Do non-parents have standing to bring a Petition for Allocation of Parental Responsibilities in Illinois?
Yes, but only in certain limited circumstances. The amended Illinois Marriage and Dissolution of Marriage Act provides that a non-parent can file a petition for allocation of parental responsibilities in the county where the child is located, if the child is not in the physical custody of one of his or her parents. 750 ILCS 5/601.2(b)(3)
Grandparents are given standing to, or a right to, seek parental responsibility of a child if one of the parents is deceased and one or more of the following conditions existed at the time of the parent’s death:
- The surviving parent had been absent from the marital home for more than one month without the spouse knowing his or her whereabouts;
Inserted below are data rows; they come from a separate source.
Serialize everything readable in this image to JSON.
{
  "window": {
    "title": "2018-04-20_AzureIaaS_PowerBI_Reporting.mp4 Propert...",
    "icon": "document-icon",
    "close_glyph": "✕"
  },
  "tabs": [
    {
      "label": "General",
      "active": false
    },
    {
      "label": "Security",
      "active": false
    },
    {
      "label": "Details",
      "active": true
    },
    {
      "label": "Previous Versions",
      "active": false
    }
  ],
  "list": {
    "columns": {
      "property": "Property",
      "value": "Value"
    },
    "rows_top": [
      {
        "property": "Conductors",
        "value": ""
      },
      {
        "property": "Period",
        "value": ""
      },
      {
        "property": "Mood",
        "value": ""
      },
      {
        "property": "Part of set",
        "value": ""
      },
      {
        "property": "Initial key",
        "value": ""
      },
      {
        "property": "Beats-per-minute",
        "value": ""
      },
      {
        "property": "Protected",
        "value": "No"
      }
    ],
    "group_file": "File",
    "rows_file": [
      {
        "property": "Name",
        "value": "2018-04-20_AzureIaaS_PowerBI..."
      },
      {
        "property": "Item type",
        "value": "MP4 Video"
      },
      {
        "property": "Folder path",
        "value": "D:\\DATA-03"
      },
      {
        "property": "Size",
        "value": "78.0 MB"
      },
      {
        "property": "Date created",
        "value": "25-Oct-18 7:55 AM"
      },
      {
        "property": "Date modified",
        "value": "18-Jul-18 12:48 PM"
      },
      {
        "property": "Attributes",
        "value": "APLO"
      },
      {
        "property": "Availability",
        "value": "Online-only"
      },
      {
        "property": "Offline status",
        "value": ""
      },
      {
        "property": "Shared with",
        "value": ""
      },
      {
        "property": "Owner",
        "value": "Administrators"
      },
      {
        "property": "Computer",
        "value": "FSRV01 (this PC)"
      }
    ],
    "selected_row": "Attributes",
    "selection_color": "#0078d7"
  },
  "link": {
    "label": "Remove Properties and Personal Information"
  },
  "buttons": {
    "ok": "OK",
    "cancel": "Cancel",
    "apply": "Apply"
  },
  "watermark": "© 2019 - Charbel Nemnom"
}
- The surviving parent was in state or federal custody; or
- The surviving parent has been convicted of various criminal offenses described in the statute or violation of an order of protection. 750 ILCS 5/601/2(b)(5)
Stepparents are given standing to seek parental responsibility if:
- The parent who has had the majority of time with the child is dead or disabled;
- The stepparent provided care for the child prior to filing a proceeding seeking parental responsibility;
- The child wishes to live with the stepparent; and
- It would be in the best interest of the child to live with the stepparent. 750 ILCS 5/601.2(b)(4)
What if I do not meet the requirements for standing to bring a petition for allocation of parental responsibilities?
You may be able to petition the court to force a parent to let the child spend time with you through court-ordered visitation. Visitation is defined as “in-person time spent between a child and the child’s grandparent, great-grandparent, sibling, stepparent or any person designated under subsection (d) of Section 602.7 of the Illinois Marriage and Dissolution of Marriage Act.” 750 ILCS 5/609.9(a)(4)
A grandparent, great-grandparent, stepparent or sibling may seek visitation rights with a child, either as part of a pending action between the parents or independently if no action has been initiated between the parents. In the event no action is pending, the third-party visitation action must be brought in the county where the child lives.
A qualified person may only bring a third-party petition for visitation if there has been an unreasonable denial of visitation by a parent and the denial has caused the child undue mental, physical or emotional harm. The Illinois Marriage and Dissolution of Marriage Act provides a rebuttable presumption that a fit parent’s decision denying third-party visitation is not harmful to the child. The party seeking visitation has the burden of establishing that the parent’s decision will cause harm to the child. 750 ILCS 5/602.9(b)(4)
Specific conditions must exist for grandparents, great-grandparents, stepparents and siblings to have standing to seek visitation:
- The child must be at least one (1) year old;
- One of the child’s parents must be:
- Deceased or missing for at least 90 days
- Incompetent as a matter of law, or
- Incarcerated for a period in excess of 90 days
- In the event the parents are divorced or separated or a parentage judgment exists, one of the parents must consent to the visitation and any time granted cannot diminish the time of the other parent. 750 ILCS 5/602.9(e), 5.609.2(f)
The court must also consider a variety of factors before determining whether to grant visitation. These factors include:
- The wishes of the child, all parties’ respective motives and the history of the child’s relationship with the party seeking visitation;
- The impact visitation would have on the child’s activities and the potential exposure of the child to conflict;
- The child lived with the petitioners for at least six consecutive months (with or without a parent)
- The child had regular contact with the petitioner for at least 12 months, and
- The petitioner was a primary caretaker for the child for at least six months within the preceding 24-month period. 750 ILCS 5.602.9(c)(2)
For more information on this topic, check out our infographic showing your rights as a non-parent.